## ASSIGNED TASK
Which of the lines in the data mention the string "clocks"? List them all.

## RECORDS SUPPLIED
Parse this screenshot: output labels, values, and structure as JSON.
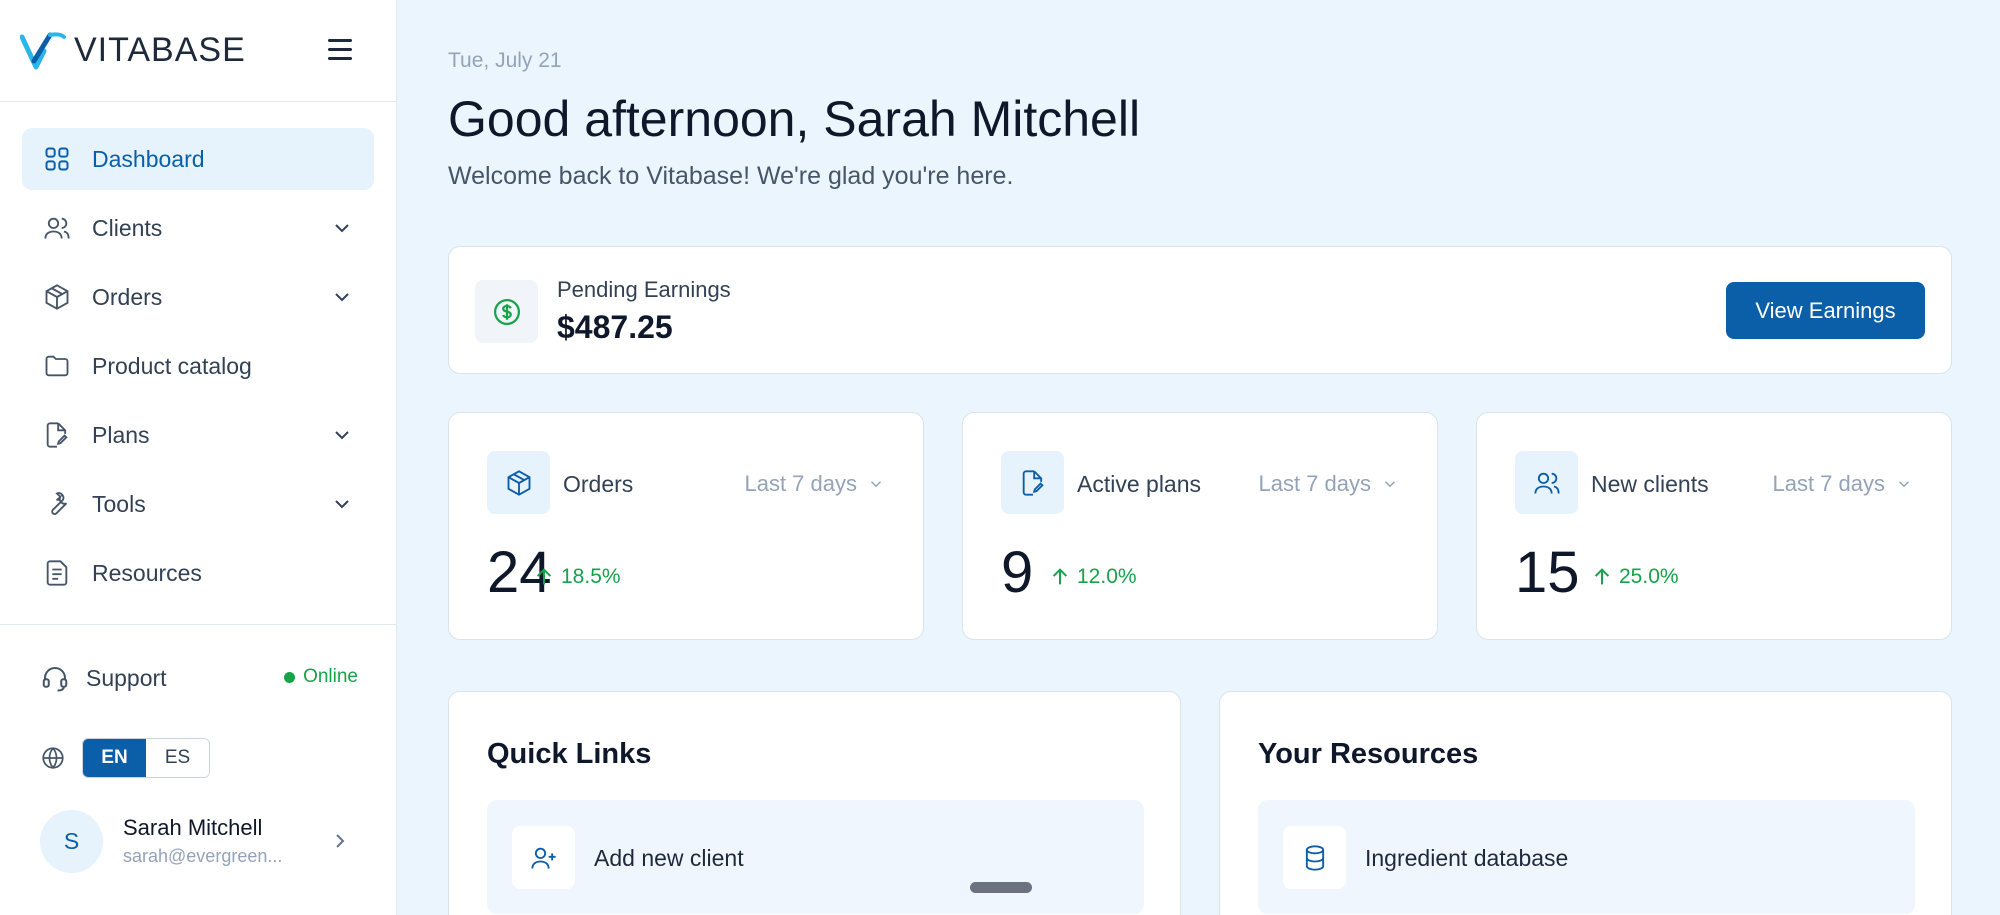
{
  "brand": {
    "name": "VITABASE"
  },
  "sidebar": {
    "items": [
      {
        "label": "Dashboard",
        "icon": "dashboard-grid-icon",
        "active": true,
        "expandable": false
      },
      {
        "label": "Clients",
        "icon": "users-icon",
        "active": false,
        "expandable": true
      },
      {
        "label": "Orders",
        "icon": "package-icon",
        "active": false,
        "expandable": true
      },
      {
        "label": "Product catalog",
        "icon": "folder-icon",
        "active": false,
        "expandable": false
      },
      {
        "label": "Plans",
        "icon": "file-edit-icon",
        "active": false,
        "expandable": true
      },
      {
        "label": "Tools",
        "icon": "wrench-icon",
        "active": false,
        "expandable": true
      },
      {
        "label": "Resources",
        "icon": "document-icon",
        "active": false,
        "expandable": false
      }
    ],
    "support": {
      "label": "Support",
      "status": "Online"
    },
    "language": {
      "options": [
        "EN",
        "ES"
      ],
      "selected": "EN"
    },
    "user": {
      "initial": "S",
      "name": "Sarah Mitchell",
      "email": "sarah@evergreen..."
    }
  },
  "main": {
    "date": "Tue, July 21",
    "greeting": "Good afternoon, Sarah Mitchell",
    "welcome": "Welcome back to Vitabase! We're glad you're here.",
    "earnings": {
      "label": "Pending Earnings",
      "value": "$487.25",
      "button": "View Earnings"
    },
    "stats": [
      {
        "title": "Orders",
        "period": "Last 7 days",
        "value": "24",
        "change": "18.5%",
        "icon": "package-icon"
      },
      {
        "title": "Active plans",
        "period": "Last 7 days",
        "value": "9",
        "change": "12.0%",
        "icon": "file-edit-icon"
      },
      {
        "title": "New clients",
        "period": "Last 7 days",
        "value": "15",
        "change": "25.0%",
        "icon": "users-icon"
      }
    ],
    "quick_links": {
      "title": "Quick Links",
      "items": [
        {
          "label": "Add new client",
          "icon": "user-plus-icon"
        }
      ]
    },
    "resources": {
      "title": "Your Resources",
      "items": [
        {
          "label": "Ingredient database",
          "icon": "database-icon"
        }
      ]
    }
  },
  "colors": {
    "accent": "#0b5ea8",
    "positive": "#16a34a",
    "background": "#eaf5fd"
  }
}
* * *
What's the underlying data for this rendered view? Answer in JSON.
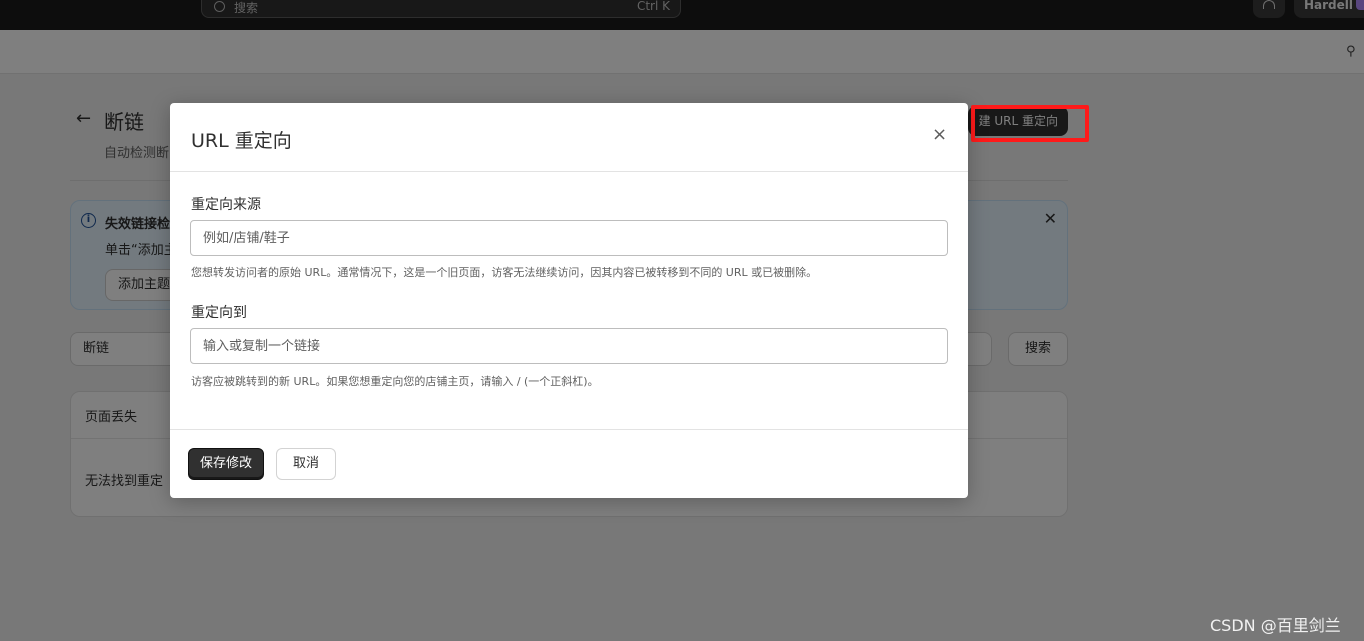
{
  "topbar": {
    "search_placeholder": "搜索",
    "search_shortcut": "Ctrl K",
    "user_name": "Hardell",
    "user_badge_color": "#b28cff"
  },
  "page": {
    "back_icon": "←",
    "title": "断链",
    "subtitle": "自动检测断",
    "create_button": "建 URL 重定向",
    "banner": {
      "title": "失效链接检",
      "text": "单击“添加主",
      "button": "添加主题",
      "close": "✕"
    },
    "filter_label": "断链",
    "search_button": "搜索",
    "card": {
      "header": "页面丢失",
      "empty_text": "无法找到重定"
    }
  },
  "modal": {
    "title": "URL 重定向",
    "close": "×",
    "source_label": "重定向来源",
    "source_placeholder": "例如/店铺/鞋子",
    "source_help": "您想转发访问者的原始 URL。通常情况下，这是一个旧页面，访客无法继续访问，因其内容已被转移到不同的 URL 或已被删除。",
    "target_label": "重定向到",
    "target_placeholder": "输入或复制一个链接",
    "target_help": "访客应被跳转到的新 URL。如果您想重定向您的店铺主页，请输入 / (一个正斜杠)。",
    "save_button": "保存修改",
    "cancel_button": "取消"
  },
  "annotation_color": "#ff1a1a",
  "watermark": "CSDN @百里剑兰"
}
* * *
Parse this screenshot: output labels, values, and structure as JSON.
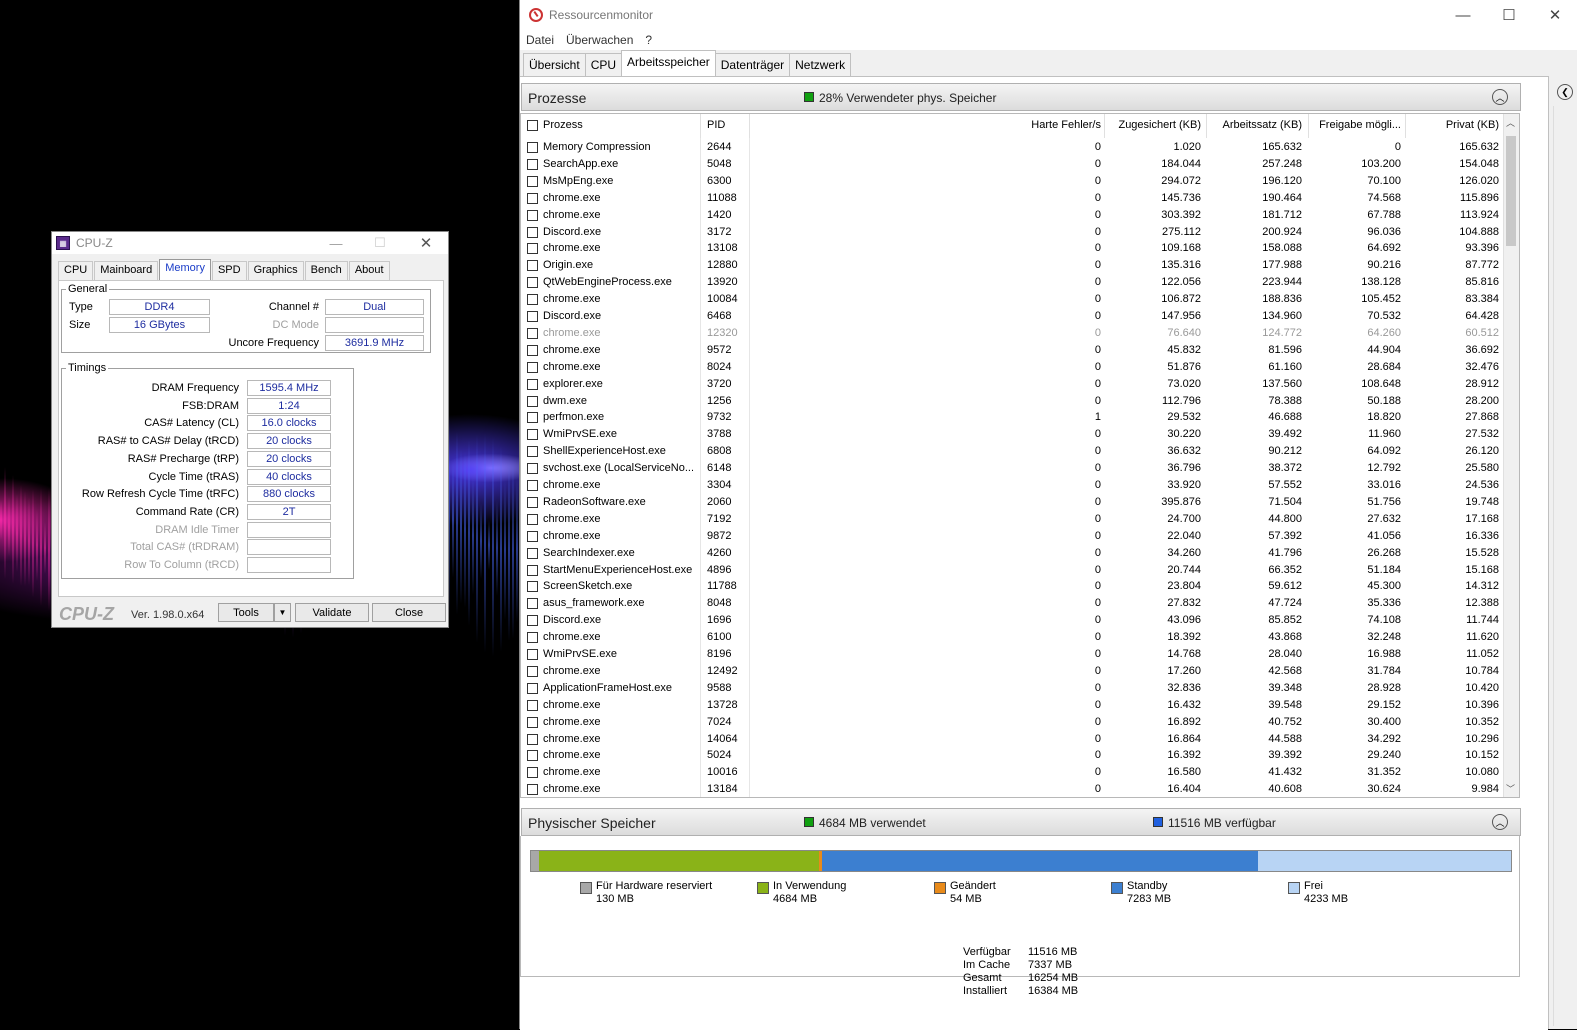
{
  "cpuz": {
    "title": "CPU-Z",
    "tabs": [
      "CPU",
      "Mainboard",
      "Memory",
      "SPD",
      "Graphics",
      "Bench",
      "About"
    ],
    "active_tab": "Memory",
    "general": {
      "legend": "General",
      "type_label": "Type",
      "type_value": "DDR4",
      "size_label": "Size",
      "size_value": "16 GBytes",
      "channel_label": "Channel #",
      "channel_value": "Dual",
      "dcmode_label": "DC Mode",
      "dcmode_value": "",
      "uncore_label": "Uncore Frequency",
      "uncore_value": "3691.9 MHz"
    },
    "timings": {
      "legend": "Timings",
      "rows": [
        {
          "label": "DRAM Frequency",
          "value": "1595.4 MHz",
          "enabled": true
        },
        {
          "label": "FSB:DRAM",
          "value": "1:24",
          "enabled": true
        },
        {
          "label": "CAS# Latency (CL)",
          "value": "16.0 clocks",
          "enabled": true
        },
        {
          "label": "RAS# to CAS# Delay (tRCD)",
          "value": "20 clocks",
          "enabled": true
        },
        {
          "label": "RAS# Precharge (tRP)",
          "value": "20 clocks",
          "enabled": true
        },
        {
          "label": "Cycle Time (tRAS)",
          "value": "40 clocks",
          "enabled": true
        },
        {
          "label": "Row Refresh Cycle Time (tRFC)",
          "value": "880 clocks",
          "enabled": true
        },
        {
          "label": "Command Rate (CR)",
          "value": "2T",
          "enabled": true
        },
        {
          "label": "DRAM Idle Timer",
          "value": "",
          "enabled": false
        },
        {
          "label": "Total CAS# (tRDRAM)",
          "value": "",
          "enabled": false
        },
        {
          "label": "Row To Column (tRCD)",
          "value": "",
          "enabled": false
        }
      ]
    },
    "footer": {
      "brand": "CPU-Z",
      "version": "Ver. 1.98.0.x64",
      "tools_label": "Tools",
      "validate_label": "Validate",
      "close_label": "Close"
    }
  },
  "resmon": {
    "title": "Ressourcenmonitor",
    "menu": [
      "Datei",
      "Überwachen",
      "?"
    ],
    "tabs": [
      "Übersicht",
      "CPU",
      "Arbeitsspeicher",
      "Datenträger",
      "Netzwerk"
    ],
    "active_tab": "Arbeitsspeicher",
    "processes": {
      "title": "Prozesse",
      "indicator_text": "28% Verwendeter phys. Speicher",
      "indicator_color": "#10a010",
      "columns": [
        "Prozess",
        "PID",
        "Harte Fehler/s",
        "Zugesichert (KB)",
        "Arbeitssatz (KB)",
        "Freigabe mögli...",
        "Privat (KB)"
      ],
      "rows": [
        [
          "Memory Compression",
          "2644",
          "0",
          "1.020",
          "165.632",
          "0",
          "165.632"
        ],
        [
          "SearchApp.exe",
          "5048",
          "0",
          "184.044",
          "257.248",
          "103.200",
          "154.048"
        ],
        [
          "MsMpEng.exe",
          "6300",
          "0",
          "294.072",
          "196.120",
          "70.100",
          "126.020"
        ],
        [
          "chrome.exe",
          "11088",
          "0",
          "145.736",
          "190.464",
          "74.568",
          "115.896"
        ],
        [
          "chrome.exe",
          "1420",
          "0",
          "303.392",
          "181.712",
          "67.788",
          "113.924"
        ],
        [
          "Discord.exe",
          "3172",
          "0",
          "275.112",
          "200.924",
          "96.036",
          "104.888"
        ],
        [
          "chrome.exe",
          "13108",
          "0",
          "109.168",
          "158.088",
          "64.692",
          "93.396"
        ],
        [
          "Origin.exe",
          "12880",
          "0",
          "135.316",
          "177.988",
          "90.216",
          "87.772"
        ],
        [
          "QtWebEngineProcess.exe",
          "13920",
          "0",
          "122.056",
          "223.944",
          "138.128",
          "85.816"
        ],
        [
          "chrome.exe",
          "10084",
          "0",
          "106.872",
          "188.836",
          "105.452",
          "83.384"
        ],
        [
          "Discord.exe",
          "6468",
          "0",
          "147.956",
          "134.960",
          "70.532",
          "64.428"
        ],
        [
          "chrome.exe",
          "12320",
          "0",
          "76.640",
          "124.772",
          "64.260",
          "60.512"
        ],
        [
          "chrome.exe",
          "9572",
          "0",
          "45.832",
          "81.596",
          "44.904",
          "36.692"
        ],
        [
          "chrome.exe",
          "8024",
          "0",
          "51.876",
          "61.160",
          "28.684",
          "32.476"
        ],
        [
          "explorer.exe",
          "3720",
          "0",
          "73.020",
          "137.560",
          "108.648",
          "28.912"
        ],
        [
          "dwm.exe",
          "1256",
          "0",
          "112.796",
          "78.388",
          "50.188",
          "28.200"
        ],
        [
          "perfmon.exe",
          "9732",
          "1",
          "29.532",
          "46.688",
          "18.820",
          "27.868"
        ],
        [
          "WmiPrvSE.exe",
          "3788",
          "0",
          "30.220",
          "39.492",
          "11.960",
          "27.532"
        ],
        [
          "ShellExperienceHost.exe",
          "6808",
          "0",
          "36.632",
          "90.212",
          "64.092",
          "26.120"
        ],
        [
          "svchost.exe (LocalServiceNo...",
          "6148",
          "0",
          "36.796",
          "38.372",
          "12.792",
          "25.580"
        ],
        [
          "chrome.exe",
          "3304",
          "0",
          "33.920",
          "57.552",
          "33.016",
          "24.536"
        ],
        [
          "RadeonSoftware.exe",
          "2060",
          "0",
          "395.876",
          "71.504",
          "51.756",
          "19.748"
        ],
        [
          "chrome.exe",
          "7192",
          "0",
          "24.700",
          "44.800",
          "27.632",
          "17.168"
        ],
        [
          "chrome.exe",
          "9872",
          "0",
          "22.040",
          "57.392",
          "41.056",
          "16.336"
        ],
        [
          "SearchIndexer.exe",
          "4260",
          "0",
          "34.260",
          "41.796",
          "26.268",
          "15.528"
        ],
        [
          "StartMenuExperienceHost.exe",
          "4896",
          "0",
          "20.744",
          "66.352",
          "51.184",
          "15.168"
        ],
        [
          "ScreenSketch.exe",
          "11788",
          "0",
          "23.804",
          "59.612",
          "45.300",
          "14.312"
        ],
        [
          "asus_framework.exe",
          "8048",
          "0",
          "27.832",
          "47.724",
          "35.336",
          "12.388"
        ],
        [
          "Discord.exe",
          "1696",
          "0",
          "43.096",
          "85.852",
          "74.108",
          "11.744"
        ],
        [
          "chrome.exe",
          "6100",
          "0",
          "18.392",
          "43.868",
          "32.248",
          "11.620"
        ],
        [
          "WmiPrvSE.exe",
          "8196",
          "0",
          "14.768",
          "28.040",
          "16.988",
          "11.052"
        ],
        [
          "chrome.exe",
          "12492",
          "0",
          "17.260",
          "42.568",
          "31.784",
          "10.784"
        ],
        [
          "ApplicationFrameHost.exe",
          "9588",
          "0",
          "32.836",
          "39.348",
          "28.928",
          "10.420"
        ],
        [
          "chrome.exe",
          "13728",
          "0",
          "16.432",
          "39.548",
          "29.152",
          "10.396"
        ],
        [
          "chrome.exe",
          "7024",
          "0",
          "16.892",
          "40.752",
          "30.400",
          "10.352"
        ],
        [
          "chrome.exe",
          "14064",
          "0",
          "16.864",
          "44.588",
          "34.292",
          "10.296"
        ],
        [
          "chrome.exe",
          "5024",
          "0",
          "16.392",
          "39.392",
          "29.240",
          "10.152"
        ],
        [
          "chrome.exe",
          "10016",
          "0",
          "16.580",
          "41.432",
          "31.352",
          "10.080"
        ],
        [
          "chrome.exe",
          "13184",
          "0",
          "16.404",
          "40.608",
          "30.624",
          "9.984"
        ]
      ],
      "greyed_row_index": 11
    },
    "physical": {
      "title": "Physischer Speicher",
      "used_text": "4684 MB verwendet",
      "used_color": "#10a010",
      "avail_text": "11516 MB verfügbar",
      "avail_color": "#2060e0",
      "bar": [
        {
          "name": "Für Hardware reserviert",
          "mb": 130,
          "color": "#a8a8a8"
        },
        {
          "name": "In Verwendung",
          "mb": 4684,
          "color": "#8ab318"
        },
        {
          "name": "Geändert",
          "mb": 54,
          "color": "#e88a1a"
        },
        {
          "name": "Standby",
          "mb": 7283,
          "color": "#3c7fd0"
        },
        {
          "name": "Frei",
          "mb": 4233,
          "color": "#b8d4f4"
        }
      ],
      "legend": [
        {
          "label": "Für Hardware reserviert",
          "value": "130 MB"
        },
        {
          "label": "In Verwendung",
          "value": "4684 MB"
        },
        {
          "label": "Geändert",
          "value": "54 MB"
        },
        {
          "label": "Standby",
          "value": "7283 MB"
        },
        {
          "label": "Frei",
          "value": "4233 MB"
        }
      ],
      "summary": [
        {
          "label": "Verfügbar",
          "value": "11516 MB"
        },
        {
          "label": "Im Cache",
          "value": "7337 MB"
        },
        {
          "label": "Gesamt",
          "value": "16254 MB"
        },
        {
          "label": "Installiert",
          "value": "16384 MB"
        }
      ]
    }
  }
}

## TASK RESPONSE
          "value": "16.0 clocks",
          "value": "20 clocks",
          "value": "20 clocks",
          "value": "40 clocks",
          "value": "880 clocks",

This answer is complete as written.